Top of Source material

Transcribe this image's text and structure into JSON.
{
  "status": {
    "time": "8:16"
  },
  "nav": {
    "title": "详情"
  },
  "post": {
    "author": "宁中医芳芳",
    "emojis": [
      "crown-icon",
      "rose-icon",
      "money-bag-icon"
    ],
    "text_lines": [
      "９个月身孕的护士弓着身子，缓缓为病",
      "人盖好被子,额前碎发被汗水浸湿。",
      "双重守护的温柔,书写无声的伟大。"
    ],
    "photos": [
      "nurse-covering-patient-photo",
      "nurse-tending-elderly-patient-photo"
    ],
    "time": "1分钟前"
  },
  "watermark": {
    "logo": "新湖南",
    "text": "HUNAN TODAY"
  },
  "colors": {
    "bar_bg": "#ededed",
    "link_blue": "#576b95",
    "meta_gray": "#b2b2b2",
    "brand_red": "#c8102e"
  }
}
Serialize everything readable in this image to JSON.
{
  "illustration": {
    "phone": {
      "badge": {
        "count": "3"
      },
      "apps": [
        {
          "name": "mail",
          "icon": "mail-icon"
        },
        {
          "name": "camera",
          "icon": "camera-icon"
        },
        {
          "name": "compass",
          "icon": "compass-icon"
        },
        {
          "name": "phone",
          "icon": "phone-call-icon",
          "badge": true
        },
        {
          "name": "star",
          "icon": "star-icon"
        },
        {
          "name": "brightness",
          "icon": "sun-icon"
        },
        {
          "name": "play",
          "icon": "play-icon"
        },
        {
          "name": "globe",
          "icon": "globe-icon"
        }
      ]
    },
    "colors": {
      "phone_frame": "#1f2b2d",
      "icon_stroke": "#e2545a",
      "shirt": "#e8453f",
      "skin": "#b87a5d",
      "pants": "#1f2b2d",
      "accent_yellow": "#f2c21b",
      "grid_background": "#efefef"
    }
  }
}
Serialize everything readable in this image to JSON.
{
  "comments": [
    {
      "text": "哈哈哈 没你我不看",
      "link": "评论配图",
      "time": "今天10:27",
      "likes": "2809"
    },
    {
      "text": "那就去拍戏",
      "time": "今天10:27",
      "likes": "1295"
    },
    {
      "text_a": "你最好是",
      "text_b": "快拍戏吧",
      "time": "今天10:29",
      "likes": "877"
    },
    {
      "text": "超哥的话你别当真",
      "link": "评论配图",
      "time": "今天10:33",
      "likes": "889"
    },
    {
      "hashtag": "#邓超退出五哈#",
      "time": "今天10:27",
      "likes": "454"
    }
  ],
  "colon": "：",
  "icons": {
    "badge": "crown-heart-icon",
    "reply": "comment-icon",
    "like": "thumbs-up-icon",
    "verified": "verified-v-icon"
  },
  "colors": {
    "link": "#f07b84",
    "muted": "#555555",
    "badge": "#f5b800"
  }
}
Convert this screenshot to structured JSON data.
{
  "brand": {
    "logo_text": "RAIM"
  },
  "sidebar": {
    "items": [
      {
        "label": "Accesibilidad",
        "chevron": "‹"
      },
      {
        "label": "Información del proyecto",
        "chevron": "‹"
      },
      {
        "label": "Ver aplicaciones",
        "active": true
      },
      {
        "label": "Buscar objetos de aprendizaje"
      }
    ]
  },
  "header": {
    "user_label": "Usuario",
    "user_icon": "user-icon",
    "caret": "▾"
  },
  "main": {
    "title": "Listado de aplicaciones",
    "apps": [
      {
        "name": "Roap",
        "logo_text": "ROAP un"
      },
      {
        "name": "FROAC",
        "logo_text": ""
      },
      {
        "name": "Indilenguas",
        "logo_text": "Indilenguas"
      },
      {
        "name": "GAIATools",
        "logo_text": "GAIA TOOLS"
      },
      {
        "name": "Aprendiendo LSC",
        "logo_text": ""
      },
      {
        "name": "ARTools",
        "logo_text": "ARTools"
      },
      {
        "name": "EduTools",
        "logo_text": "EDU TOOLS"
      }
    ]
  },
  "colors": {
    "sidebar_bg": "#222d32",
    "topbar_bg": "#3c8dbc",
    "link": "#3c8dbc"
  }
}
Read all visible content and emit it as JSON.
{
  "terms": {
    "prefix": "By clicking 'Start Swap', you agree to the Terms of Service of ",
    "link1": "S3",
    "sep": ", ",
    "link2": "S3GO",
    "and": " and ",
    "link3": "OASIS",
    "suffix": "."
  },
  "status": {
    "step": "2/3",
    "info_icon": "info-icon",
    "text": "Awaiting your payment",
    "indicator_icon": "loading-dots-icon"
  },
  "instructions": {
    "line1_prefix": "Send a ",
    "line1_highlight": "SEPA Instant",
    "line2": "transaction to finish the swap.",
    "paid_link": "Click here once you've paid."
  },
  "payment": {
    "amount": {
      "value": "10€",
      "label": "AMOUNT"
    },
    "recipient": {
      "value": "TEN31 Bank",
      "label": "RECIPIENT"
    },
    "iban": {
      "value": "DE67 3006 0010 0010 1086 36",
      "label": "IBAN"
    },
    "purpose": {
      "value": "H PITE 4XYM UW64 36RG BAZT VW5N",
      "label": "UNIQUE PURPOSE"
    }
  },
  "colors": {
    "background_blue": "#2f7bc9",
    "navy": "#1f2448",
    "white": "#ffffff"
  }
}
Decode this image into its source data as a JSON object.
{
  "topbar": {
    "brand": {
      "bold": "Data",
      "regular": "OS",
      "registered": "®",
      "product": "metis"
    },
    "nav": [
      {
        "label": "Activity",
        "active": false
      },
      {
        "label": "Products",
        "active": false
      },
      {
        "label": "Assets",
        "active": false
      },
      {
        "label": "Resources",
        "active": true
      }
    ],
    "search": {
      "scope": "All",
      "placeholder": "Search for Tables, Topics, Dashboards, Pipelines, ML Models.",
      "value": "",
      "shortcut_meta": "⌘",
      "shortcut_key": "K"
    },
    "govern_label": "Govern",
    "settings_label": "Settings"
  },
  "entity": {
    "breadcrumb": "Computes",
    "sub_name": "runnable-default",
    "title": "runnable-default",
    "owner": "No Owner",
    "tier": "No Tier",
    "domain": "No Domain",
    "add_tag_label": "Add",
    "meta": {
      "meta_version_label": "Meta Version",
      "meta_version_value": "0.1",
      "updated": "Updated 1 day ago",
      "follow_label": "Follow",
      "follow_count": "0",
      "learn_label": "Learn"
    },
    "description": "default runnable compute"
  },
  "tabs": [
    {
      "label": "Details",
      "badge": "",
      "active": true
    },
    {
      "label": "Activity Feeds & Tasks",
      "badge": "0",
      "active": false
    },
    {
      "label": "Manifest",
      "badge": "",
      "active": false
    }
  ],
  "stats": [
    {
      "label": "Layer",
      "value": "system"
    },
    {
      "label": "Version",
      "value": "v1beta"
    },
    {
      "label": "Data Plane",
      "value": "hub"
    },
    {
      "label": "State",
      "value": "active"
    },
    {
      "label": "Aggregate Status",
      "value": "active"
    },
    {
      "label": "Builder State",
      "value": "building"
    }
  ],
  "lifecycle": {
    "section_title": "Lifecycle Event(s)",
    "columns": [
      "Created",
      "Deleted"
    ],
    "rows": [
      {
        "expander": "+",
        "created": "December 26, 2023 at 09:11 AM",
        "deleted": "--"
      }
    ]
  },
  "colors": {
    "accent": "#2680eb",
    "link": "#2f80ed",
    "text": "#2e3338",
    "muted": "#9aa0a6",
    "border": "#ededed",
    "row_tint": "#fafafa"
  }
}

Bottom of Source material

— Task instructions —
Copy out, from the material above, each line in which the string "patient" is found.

— Output of the task —
      "nurse-covering-patient-photo",
      "nurse-tending-elderly-patient-photo"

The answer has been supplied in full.